▸ DATASET RECORDS:
============================================================

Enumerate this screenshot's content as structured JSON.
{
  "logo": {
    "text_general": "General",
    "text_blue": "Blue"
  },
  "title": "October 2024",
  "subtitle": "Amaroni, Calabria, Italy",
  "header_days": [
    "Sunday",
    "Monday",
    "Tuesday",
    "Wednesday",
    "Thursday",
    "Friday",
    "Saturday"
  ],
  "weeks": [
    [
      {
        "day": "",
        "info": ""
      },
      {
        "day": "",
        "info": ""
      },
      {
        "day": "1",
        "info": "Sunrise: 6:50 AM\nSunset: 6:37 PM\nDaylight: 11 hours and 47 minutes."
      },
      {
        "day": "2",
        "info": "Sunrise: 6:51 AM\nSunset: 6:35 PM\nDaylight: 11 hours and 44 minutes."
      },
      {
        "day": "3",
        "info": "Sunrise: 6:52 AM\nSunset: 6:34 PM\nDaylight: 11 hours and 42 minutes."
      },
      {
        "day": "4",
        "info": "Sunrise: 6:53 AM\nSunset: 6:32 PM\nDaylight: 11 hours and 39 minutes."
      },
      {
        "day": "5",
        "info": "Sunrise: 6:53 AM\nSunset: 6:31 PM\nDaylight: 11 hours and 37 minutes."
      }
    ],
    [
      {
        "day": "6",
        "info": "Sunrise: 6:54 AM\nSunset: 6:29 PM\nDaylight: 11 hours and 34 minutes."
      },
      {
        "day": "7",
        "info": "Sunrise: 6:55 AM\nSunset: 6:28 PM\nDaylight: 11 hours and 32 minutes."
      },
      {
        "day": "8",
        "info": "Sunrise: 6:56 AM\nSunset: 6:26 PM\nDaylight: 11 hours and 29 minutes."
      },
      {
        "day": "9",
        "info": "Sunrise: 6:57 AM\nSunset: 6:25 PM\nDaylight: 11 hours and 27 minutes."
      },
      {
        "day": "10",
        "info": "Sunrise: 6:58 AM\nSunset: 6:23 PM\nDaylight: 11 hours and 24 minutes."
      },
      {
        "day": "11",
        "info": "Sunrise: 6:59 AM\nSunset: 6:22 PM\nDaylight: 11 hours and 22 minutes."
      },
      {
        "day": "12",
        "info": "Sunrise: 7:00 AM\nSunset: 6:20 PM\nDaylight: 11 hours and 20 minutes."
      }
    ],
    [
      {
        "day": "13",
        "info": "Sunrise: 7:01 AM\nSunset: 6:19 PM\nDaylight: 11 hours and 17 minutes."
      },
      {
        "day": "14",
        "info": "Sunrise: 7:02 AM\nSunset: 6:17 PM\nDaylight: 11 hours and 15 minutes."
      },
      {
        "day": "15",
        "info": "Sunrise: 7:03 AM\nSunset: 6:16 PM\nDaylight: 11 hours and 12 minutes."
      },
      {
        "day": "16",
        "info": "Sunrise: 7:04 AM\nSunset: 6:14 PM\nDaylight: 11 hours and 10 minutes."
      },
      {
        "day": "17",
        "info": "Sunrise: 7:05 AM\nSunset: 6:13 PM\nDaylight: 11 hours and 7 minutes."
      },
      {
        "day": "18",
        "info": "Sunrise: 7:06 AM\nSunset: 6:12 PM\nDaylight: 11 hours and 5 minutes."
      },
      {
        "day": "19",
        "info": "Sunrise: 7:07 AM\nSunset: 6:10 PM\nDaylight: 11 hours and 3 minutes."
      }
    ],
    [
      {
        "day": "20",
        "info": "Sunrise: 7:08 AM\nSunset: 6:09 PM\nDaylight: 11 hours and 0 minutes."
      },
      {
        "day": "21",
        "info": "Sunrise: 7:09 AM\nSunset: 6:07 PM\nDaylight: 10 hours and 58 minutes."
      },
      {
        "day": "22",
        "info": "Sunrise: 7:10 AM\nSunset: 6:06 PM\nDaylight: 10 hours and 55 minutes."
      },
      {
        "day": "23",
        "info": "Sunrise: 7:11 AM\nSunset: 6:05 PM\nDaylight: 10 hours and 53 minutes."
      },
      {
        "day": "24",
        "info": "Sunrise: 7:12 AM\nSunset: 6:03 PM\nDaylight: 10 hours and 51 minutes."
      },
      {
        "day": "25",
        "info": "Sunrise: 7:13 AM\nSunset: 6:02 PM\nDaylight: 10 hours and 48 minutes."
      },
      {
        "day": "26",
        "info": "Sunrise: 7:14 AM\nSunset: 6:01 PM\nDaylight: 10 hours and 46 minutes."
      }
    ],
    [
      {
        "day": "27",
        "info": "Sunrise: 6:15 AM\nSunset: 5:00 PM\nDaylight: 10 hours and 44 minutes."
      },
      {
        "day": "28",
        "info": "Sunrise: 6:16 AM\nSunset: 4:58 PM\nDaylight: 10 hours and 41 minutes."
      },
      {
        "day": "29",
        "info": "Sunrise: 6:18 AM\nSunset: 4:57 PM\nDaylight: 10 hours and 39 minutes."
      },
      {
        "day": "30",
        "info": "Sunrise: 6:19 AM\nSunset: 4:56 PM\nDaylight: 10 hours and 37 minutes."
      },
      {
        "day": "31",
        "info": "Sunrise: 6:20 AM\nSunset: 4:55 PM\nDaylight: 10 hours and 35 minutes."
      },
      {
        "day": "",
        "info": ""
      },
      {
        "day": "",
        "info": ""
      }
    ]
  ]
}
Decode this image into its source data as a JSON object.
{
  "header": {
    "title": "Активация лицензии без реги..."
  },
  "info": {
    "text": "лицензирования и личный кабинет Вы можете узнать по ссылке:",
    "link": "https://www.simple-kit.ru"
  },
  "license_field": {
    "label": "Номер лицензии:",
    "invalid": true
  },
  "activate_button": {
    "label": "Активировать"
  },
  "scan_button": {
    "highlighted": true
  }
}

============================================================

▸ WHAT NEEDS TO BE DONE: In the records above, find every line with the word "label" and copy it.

▸ ANSWER TO THIS PROBLEM:
    "label": "Номер лицензии:",
    "label": "Активировать"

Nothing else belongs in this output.